Task goal: Scan the material and copy every line in which "data" appears.
- - -
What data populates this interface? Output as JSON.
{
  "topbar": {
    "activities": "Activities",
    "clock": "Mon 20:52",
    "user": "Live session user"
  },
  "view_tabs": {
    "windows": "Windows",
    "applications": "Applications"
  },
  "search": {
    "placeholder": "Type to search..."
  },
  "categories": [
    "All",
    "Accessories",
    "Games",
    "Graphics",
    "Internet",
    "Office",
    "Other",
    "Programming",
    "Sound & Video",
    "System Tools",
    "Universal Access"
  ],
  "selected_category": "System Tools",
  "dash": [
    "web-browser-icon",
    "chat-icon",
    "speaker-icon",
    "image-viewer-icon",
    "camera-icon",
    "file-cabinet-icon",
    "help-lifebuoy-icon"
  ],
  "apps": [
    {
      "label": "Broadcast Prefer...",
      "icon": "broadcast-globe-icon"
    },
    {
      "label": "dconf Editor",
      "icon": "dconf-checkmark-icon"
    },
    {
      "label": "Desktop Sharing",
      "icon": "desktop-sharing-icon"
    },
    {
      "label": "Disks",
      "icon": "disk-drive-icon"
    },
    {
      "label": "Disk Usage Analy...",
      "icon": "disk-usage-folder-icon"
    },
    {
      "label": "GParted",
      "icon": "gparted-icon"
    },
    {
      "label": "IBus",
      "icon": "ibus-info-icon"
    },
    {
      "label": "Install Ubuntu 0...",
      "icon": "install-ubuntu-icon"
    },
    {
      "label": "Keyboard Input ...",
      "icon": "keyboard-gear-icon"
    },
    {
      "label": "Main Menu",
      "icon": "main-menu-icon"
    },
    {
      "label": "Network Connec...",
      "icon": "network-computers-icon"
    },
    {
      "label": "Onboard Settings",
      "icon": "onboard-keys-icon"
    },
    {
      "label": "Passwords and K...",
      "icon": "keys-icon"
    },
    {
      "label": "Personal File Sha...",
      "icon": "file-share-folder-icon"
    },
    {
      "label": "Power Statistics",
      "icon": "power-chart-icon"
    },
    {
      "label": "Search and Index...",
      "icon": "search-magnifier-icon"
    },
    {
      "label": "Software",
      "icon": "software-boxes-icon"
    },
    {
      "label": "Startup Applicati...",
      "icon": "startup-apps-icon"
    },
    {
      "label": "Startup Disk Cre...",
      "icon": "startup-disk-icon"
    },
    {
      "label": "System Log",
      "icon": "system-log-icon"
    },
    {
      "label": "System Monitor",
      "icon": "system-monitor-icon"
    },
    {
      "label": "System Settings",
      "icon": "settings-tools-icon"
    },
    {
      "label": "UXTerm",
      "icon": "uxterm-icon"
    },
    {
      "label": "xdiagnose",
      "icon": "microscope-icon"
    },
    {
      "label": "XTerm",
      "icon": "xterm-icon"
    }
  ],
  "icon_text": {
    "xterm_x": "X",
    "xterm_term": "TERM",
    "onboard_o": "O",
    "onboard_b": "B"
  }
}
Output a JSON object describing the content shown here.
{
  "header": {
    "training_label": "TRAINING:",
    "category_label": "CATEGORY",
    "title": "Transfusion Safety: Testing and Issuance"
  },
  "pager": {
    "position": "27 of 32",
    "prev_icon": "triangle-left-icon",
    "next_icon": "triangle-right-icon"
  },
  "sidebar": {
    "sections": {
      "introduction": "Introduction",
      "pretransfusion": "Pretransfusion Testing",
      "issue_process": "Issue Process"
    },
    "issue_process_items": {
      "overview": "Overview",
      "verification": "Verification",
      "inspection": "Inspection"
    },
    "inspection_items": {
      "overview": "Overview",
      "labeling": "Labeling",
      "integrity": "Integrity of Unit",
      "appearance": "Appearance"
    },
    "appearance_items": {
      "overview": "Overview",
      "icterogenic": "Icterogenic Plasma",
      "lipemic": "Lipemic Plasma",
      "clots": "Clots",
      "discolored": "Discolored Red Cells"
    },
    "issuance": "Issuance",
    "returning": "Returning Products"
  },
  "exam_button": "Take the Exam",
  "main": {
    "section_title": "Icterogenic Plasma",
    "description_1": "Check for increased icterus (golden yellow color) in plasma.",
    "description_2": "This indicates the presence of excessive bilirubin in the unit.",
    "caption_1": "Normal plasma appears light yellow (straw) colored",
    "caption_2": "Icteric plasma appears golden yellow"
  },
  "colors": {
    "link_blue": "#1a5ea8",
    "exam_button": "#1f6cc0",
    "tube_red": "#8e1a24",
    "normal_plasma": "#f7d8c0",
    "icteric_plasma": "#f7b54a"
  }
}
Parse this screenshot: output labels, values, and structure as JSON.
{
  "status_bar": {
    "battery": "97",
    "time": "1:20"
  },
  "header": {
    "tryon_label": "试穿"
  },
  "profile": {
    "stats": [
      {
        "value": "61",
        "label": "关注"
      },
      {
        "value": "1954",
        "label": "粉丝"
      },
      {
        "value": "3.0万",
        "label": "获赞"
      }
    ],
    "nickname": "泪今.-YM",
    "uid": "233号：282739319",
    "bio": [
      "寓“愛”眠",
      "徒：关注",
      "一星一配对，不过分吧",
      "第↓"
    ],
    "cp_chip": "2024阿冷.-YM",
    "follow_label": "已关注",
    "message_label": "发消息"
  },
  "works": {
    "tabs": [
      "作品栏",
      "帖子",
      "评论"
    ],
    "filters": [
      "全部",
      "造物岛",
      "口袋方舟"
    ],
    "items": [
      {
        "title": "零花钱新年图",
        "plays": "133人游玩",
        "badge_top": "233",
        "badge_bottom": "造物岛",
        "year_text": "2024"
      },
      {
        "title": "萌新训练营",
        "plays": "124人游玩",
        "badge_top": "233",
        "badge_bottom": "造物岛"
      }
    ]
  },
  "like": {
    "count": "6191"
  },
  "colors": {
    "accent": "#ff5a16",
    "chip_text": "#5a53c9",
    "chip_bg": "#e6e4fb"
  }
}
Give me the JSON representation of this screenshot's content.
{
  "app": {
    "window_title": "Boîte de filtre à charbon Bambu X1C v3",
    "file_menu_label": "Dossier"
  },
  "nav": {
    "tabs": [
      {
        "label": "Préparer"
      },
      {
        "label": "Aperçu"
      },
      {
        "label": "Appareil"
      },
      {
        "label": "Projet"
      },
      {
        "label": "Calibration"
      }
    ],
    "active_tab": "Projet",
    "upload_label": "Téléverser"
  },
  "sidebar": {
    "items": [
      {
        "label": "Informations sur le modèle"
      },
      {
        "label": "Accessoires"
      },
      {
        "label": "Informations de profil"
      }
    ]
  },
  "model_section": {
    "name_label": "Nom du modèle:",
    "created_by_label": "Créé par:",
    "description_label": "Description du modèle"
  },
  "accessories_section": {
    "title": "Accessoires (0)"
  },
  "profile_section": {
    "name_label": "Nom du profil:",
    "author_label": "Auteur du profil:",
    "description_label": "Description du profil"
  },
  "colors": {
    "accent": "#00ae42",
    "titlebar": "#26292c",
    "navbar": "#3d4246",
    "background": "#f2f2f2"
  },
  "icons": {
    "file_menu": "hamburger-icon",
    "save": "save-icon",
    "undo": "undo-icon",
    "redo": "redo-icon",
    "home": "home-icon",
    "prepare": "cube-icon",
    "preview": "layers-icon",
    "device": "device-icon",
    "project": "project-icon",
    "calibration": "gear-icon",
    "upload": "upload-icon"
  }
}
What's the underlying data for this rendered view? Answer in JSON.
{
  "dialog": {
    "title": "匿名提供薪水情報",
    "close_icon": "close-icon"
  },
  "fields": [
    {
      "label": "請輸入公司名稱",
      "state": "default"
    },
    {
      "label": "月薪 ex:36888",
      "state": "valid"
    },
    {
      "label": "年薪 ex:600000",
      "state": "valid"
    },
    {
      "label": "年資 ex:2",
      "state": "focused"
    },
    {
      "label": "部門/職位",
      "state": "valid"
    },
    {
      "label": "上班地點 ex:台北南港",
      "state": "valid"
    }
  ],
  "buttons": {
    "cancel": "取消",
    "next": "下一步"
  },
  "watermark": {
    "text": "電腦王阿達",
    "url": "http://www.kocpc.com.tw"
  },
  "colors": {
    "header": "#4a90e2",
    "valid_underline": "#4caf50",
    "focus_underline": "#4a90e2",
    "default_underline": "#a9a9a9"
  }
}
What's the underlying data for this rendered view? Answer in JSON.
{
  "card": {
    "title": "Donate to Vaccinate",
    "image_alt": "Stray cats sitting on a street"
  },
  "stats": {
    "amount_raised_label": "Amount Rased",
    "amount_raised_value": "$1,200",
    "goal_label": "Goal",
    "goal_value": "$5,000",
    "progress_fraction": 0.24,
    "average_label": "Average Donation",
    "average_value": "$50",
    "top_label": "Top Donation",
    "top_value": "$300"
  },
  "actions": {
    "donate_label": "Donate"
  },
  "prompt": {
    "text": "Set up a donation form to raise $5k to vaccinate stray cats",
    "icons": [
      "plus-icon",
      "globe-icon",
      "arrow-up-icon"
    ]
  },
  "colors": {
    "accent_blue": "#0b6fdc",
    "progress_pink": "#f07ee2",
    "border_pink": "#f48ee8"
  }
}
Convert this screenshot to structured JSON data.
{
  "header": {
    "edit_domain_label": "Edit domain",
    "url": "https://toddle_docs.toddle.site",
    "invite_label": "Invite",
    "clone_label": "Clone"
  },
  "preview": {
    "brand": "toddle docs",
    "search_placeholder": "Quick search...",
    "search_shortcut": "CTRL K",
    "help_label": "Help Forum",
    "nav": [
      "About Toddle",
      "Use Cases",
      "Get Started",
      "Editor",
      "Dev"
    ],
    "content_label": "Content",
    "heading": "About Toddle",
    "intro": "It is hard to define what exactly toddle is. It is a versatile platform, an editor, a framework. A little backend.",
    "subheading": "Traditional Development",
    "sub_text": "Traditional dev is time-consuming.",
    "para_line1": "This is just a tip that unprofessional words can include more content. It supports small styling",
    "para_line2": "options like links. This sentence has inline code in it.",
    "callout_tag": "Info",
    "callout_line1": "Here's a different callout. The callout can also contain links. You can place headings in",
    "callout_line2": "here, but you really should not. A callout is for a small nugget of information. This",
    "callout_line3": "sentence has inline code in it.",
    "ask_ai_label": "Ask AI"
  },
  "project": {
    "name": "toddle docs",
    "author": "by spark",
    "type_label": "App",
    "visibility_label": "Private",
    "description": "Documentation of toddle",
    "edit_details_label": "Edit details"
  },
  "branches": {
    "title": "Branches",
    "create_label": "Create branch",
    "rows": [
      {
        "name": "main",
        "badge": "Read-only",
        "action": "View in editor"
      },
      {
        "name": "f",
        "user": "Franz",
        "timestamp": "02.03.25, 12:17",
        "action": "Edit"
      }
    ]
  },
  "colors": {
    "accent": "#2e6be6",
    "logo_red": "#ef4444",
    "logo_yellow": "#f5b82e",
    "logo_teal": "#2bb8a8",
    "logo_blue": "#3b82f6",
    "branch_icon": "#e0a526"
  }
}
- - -
Expected answer:
What data populates this interface? Output as JSON.
What's the underlying data for this rendered view? Answer in JSON.
What's the underlying data for this rendered view? Answer in JSON.
Convert this screenshot to structured JSON data.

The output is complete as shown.